WORK ORDER — Your task is to repeat the data exactly, every line of it.

Items from an interface collection:
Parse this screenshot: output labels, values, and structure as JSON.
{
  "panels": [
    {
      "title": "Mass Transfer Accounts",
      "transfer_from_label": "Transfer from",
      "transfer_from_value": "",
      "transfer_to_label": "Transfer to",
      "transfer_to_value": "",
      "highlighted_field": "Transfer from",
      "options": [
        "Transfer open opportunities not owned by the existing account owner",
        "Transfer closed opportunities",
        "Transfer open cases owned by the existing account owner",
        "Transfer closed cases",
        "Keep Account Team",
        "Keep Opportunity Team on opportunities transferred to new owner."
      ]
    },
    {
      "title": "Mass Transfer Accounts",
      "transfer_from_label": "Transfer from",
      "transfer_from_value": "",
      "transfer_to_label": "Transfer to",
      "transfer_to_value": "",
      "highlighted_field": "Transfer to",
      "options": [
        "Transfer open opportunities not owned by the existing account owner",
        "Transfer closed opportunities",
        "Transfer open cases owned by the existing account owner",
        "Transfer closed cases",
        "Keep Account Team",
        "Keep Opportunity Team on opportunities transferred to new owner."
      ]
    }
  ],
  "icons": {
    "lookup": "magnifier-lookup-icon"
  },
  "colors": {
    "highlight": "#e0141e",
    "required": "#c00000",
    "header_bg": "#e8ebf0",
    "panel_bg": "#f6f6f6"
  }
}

YOUR SOLUTION —
Parse this screenshot: output labels, values, and structure as JSON.
{
  "panels": [
    {
      "title": "Mass Transfer Accounts",
      "transfer_from_label": "Transfer from",
      "transfer_from_value": "",
      "transfer_to_label": "Transfer to",
      "transfer_to_value": "",
      "highlighted_field": "Transfer from",
      "options": [
        "Transfer open opportunities not owned by the existing account owner",
        "Transfer closed opportunities",
        "Transfer open cases owned by the existing account owner",
        "Transfer closed cases",
        "Keep Account Team",
        "Keep Opportunity Team on opportunities transferred to new owner."
      ]
    },
    {
      "title": "Mass Transfer Accounts",
      "transfer_from_label": "Transfer from",
      "transfer_from_value": "",
      "transfer_to_label": "Transfer to",
      "transfer_to_value": "",
      "highlighted_field": "Transfer to",
      "options": [
        "Transfer open opportunities not owned by the existing account owner",
        "Transfer closed opportunities",
        "Transfer open cases owned by the existing account owner",
        "Transfer closed cases",
        "Keep Account Team",
        "Keep Opportunity Team on opportunities transferred to new owner."
      ]
    }
  ],
  "icons": {
    "lookup": "magnifier-lookup-icon"
  },
  "colors": {
    "highlight": "#e0141e",
    "required": "#c00000",
    "header_bg": "#e8ebf0",
    "panel_bg": "#f6f6f6"
  }
}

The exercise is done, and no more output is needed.